Excerpts from an interface dataset:
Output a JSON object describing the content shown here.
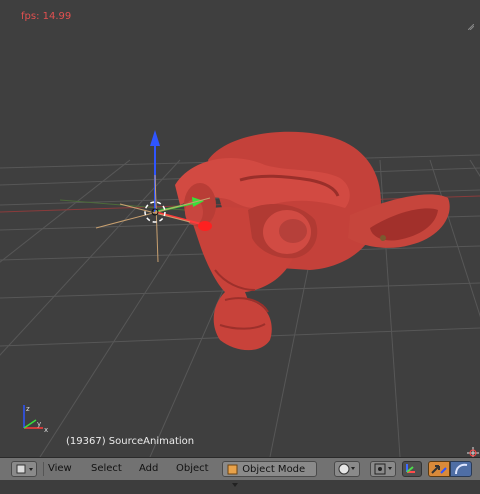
{
  "viewport": {
    "fps_text": "fps: 14.99",
    "object_info": "(19367) SourceAnimation"
  },
  "header": {
    "editor_type_icon": "3d-viewport-icon",
    "menu": {
      "view": "View",
      "select": "Select",
      "add": "Add",
      "object": "Object"
    },
    "mode": {
      "icon": "object-mode-cube-icon",
      "label": "Object Mode"
    },
    "shading_icon": "solid-sphere-icon",
    "pivot_icon": "pivot-point-icon",
    "manipulator_icon": "manipulator-toggle-icon",
    "transform_icons": [
      "translate-icon",
      "rotate-icon"
    ]
  },
  "colors": {
    "viewport_bg": "#3f3f3f",
    "header_bg": "#727272",
    "fps_text": "#e25050",
    "monkey": "#c8423a",
    "axis_x": "#ff3a3a",
    "axis_y": "#3adf3a",
    "axis_z": "#2f55ff"
  }
}
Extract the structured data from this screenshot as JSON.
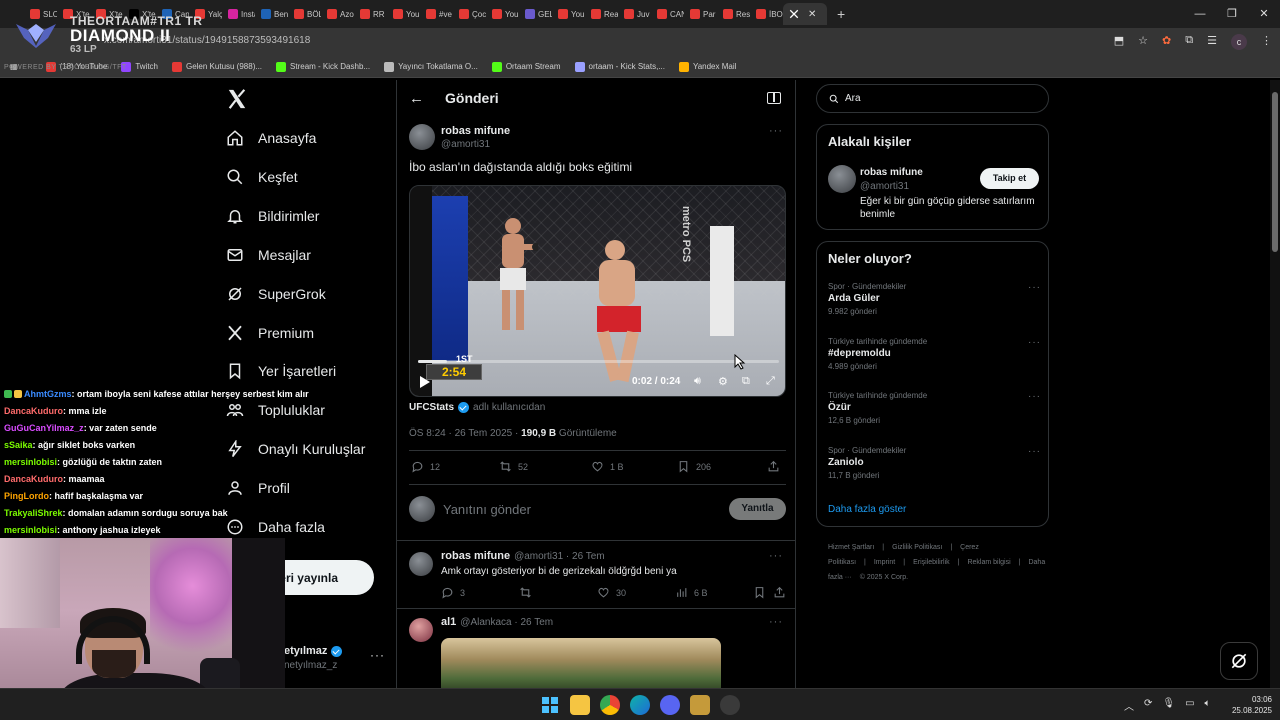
{
  "browser": {
    "tabs": [
      {
        "label": "SLO",
        "color": "#e53935"
      },
      {
        "label": "X'te",
        "color": "#e53935"
      },
      {
        "label": "X'te",
        "color": "#e53935"
      },
      {
        "label": "X'te",
        "color": "#000000"
      },
      {
        "label": "Can",
        "color": "#1e63b6"
      },
      {
        "label": "Yalç",
        "color": "#e53935"
      },
      {
        "label": "Insta",
        "color": "#d6249f"
      },
      {
        "label": "Beni",
        "color": "#1e63b6"
      },
      {
        "label": "BÖL",
        "color": "#e53935"
      },
      {
        "label": "Azo",
        "color": "#e53935"
      },
      {
        "label": "RR",
        "color": "#e53935"
      },
      {
        "label": "You",
        "color": "#e53935"
      },
      {
        "label": "#ve",
        "color": "#e53935"
      },
      {
        "label": "Çoc",
        "color": "#e53935"
      },
      {
        "label": "You",
        "color": "#e53935"
      },
      {
        "label": "GEL",
        "color": "#6a5acd"
      },
      {
        "label": "You",
        "color": "#e53935"
      },
      {
        "label": "Rea",
        "color": "#e53935"
      },
      {
        "label": "Juv",
        "color": "#e53935"
      },
      {
        "label": "CAN",
        "color": "#e53935"
      },
      {
        "label": "Par",
        "color": "#e53935"
      },
      {
        "label": "Res",
        "color": "#e53935"
      },
      {
        "label": "İBO",
        "color": "#e53935"
      }
    ],
    "active_tab_icon": "x-logo-icon",
    "url": "x.com/amorti31/status/1949158873593491618",
    "bookmarks": [
      {
        "label": "(18) YouTube",
        "color": "#e53935"
      },
      {
        "label": "Twitch",
        "color": "#9146ff"
      },
      {
        "label": "Gelen Kutusu (988)...",
        "color": "#e53935"
      },
      {
        "label": "Stream - Kick Dashb...",
        "color": "#53fc18"
      },
      {
        "label": "Yayıncı Tokatlama O...",
        "color": "#bbbbbb"
      },
      {
        "label": "Ortaam Stream",
        "color": "#53fc18"
      },
      {
        "label": "ortaam - Kick Stats,...",
        "color": "#9aa0ff"
      },
      {
        "label": "Yandex Mail",
        "color": "#ffb300"
      }
    ],
    "profile_initial": "c"
  },
  "rank_overlay": {
    "title": "THEORTAAM#TR1 TR",
    "tier": "DIAMOND II",
    "lp": "63 LP",
    "powered": "POWERED BY TRACKER.GG/TFT"
  },
  "nav": {
    "items": [
      {
        "label": "Anasayfa",
        "icon": "home-icon"
      },
      {
        "label": "Keşfet",
        "icon": "search-icon"
      },
      {
        "label": "Bildirimler",
        "icon": "bell-icon"
      },
      {
        "label": "Mesajlar",
        "icon": "mail-icon"
      },
      {
        "label": "SuperGrok",
        "icon": "grok-icon"
      },
      {
        "label": "Premium",
        "icon": "x-icon"
      },
      {
        "label": "Yer İşaretleri",
        "icon": "bookmark-icon"
      },
      {
        "label": "Topluluklar",
        "icon": "people-icon"
      },
      {
        "label": "Onaylı Kuruluşlar",
        "icon": "lightning-icon"
      },
      {
        "label": "Profil",
        "icon": "user-icon"
      },
      {
        "label": "Daha fazla",
        "icon": "more-circle-icon"
      }
    ],
    "post_button": "eri yayınla",
    "account_name": "etyılmaz",
    "account_handle": "netyılmaz_z"
  },
  "chat": [
    {
      "user": "AhmtGzms",
      "color": "#3a8bff",
      "text": ": ortam iboyla seni kafese attılar herşey serbest kim alır",
      "badge": true
    },
    {
      "user": "DancaKuduro",
      "color": "#ff6b6b",
      "text": ": mma izle"
    },
    {
      "user": "GuGuCanYilmaz_z",
      "color": "#d94cff",
      "text": ": var zaten sende"
    },
    {
      "user": "sSaika",
      "color": "#7cfc00",
      "text": ": ağır siklet boks varken"
    },
    {
      "user": "mersinlobisi",
      "color": "#7cfc00",
      "text": ": gözlüğü de taktın zaten"
    },
    {
      "user": "DancaKuduro",
      "color": "#ff6b6b",
      "text": ": maamaa"
    },
    {
      "user": "PingLordo",
      "color": "#ffa500",
      "text": ": hafif başkalaşma var"
    },
    {
      "user": "TrakyaliShrek",
      "color": "#7cfc00",
      "text": ": domalan adamın sordugu soruya bak"
    },
    {
      "user": "mersinlobisi",
      "color": "#7cfc00",
      "text": ": anthony jashua izleyek"
    }
  ],
  "post": {
    "header_title": "Gönderi",
    "author_name": "robas mifune",
    "author_handle": "@amorti31",
    "text": "İbo aslan'ın dağıstanda aldığı boks eğitimi",
    "video": {
      "round": "1ST",
      "clock": "2:54",
      "time": "0:02 / 0:24",
      "progress": 0.08,
      "sponsor": "metro PCS"
    },
    "source_name": "UFCStats",
    "source_suffix": "adlı kullanıcıdan",
    "timestamp": "ÖS 8:24 · 26 Tem 2025 · ",
    "views": "190,9 B",
    "views_label": "Görüntüleme",
    "stats": {
      "replies": "12",
      "reposts": "52",
      "likes": "1 B",
      "bookmarks": "206"
    },
    "reply_placeholder": "Yanıtını gönder",
    "reply_button": "Yanıtla"
  },
  "replies": [
    {
      "name": "robas mifune",
      "meta": "@amorti31 · 26 Tem",
      "text": "Amk ortayı gösteriyor bi de gerizekalı öldğrğd beni ya",
      "replies": "3",
      "likes": "30",
      "views": "6 B"
    },
    {
      "name": "al1",
      "meta": "@Alankaca · 26 Tem"
    }
  ],
  "right": {
    "search_placeholder": "Ara",
    "relevant_title": "Alakalı kişiler",
    "relevant": {
      "name": "robas mifune",
      "handle": "@amorti31",
      "bio": "Eğer ki bir gün göçüp giderse satırlarım benimle",
      "follow": "Takip et"
    },
    "trends_title": "Neler oluyor?",
    "trends": [
      {
        "category": "Spor · Gündemdekiler",
        "name": "Arda Güler",
        "count": "9.982 gönderi"
      },
      {
        "category": "Türkiye tarihinde gündemde",
        "name": "#depremoldu",
        "count": "4.989 gönderi"
      },
      {
        "category": "Türkiye tarihinde gündemde",
        "name": "Özür",
        "count": "12,6 B gönderi"
      },
      {
        "category": "Spor · Gündemdekiler",
        "name": "Zaniolo",
        "count": "11,7 B gönderi"
      }
    ],
    "show_more": "Daha fazla göster",
    "footer": [
      "Hizmet Şartları",
      "|",
      "Gizlilik Politikası",
      "|",
      "Çerez Politikası",
      "|",
      "Imprint",
      "|",
      "Erişilebilirlik",
      "|",
      "Reklam bilgisi",
      "|",
      "Daha fazla ···",
      "© 2025 X Corp."
    ]
  },
  "taskbar": {
    "time": "03:06",
    "date": "25.08.2025"
  }
}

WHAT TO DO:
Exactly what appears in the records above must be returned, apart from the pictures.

OUTPUT OF THE EXERCISE:
Output a JSON object describing the content shown here.
{
  "viewport": {
    "fps_text": "fps: 14.99",
    "object_info": "(19367) SourceAnimation"
  },
  "header": {
    "editor_type_icon": "3d-viewport-icon",
    "menu": {
      "view": "View",
      "select": "Select",
      "add": "Add",
      "object": "Object"
    },
    "mode": {
      "icon": "object-mode-cube-icon",
      "label": "Object Mode"
    },
    "shading_icon": "solid-sphere-icon",
    "pivot_icon": "pivot-point-icon",
    "manipulator_icon": "manipulator-toggle-icon",
    "transform_icons": [
      "translate-icon",
      "rotate-icon"
    ]
  },
  "colors": {
    "viewport_bg": "#3f3f3f",
    "header_bg": "#727272",
    "fps_text": "#e25050",
    "monkey": "#c8423a",
    "axis_x": "#ff3a3a",
    "axis_y": "#3adf3a",
    "axis_z": "#2f55ff"
  }
}
Extract the structured data from this screenshot as JSON.
{
  "browser": {
    "tabs": [
      {
        "label": "SLO",
        "color": "#e53935"
      },
      {
        "label": "X'te",
        "color": "#e53935"
      },
      {
        "label": "X'te",
        "color": "#e53935"
      },
      {
        "label": "X'te",
        "color": "#000000"
      },
      {
        "label": "Can",
        "color": "#1e63b6"
      },
      {
        "label": "Yalç",
        "color": "#e53935"
      },
      {
        "label": "Insta",
        "color": "#d6249f"
      },
      {
        "label": "Beni",
        "color": "#1e63b6"
      },
      {
        "label": "BÖL",
        "color": "#e53935"
      },
      {
        "label": "Azo",
        "color": "#e53935"
      },
      {
        "label": "RR",
        "color": "#e53935"
      },
      {
        "label": "You",
        "color": "#e53935"
      },
      {
        "label": "#ve",
        "color": "#e53935"
      },
      {
        "label": "Çoc",
        "color": "#e53935"
      },
      {
        "label": "You",
        "color": "#e53935"
      },
      {
        "label": "GEL",
        "color": "#6a5acd"
      },
      {
        "label": "You",
        "color": "#e53935"
      },
      {
        "label": "Rea",
        "color": "#e53935"
      },
      {
        "label": "Juv",
        "color": "#e53935"
      },
      {
        "label": "CAN",
        "color": "#e53935"
      },
      {
        "label": "Par",
        "color": "#e53935"
      },
      {
        "label": "Res",
        "color": "#e53935"
      },
      {
        "label": "İBO",
        "color": "#e53935"
      }
    ],
    "active_tab_icon": "x-logo-icon",
    "url": "x.com/amorti31/status/1949158873593491618",
    "bookmarks": [
      {
        "label": "(18) YouTube",
        "color": "#e53935"
      },
      {
        "label": "Twitch",
        "color": "#9146ff"
      },
      {
        "label": "Gelen Kutusu (988)...",
        "color": "#e53935"
      },
      {
        "label": "Stream - Kick Dashb...",
        "color": "#53fc18"
      },
      {
        "label": "Yayıncı Tokatlama O...",
        "color": "#bbbbbb"
      },
      {
        "label": "Ortaam Stream",
        "color": "#53fc18"
      },
      {
        "label": "ortaam - Kick Stats,...",
        "color": "#9aa0ff"
      },
      {
        "label": "Yandex Mail",
        "color": "#ffb300"
      }
    ],
    "profile_initial": "c"
  },
  "rank_overlay": {
    "title": "THEORTAAM#TR1 TR",
    "tier": "DIAMOND II",
    "lp": "63 LP",
    "powered": "POWERED BY TRACKER.GG/TFT"
  },
  "nav": {
    "items": [
      {
        "label": "Anasayfa",
        "icon": "home-icon"
      },
      {
        "label": "Keşfet",
        "icon": "search-icon"
      },
      {
        "label": "Bildirimler",
        "icon": "bell-icon"
      },
      {
        "label": "Mesajlar",
        "icon": "mail-icon"
      },
      {
        "label": "SuperGrok",
        "icon": "grok-icon"
      },
      {
        "label": "Premium",
        "icon": "x-icon"
      },
      {
        "label": "Yer İşaretleri",
        "icon": "bookmark-icon"
      },
      {
        "label": "Topluluklar",
        "icon": "people-icon"
      },
      {
        "label": "Onaylı Kuruluşlar",
        "icon": "lightning-icon"
      },
      {
        "label": "Profil",
        "icon": "user-icon"
      },
      {
        "label": "Daha fazla",
        "icon": "more-circle-icon"
      }
    ],
    "post_button": "eri yayınla",
    "account_name": "etyılmaz",
    "account_handle": "netyılmaz_z"
  },
  "chat": [
    {
      "user": "AhmtGzms",
      "color": "#3a8bff",
      "text": ": ortam iboyla seni kafese attılar herşey serbest kim alır",
      "badge": true
    },
    {
      "user": "DancaKuduro",
      "color": "#ff6b6b",
      "text": ": mma izle"
    },
    {
      "user": "GuGuCanYilmaz_z",
      "color": "#d94cff",
      "text": ": var zaten sende"
    },
    {
      "user": "sSaika",
      "color": "#7cfc00",
      "text": ": ağır siklet boks varken"
    },
    {
      "user": "mersinlobisi",
      "color": "#7cfc00",
      "text": ": gözlüğü de taktın zaten"
    },
    {
      "user": "DancaKuduro",
      "color": "#ff6b6b",
      "text": ": maamaa"
    },
    {
      "user": "PingLordo",
      "color": "#ffa500",
      "text": ": hafif başkalaşma var"
    },
    {
      "user": "TrakyaliShrek",
      "color": "#7cfc00",
      "text": ": domalan adamın sordugu soruya bak"
    },
    {
      "user": "mersinlobisi",
      "color": "#7cfc00",
      "text": ": anthony jashua izleyek"
    }
  ],
  "post": {
    "header_title": "Gönderi",
    "author_name": "robas mifune",
    "author_handle": "@amorti31",
    "text": "İbo aslan'ın dağıstanda aldığı boks eğitimi",
    "video": {
      "round": "1ST",
      "clock": "2:54",
      "time": "0:02 / 0:24",
      "progress": 0.08,
      "sponsor": "metro PCS"
    },
    "source_name": "UFCStats",
    "source_suffix": "adlı kullanıcıdan",
    "timestamp": "ÖS 8:24 · 26 Tem 2025 · ",
    "views": "190,9 B",
    "views_label": "Görüntüleme",
    "stats": {
      "replies": "12",
      "reposts": "52",
      "likes": "1 B",
      "bookmarks": "206"
    },
    "reply_placeholder": "Yanıtını gönder",
    "reply_button": "Yanıtla"
  },
  "replies": [
    {
      "name": "robas mifune",
      "meta": "@amorti31 · 26 Tem",
      "text": "Amk ortayı gösteriyor bi de gerizekalı öldğrğd beni ya",
      "replies": "3",
      "likes": "30",
      "views": "6 B"
    },
    {
      "name": "al1",
      "meta": "@Alankaca · 26 Tem"
    }
  ],
  "right": {
    "search_placeholder": "Ara",
    "relevant_title": "Alakalı kişiler",
    "relevant": {
      "name": "robas mifune",
      "handle": "@amorti31",
      "bio": "Eğer ki bir gün göçüp giderse satırlarım benimle",
      "follow": "Takip et"
    },
    "trends_title": "Neler oluyor?",
    "trends": [
      {
        "category": "Spor · Gündemdekiler",
        "name": "Arda Güler",
        "count": "9.982 gönderi"
      },
      {
        "category": "Türkiye tarihinde gündemde",
        "name": "#depremoldu",
        "count": "4.989 gönderi"
      },
      {
        "category": "Türkiye tarihinde gündemde",
        "name": "Özür",
        "count": "12,6 B gönderi"
      },
      {
        "category": "Spor · Gündemdekiler",
        "name": "Zaniolo",
        "count": "11,7 B gönderi"
      }
    ],
    "show_more": "Daha fazla göster",
    "footer": [
      "Hizmet Şartları",
      "|",
      "Gizlilik Politikası",
      "|",
      "Çerez Politikası",
      "|",
      "Imprint",
      "|",
      "Erişilebilirlik",
      "|",
      "Reklam bilgisi",
      "|",
      "Daha fazla ···",
      "© 2025 X Corp."
    ]
  },
  "taskbar": {
    "time": "03:06",
    "date": "25.08.2025"
  }
}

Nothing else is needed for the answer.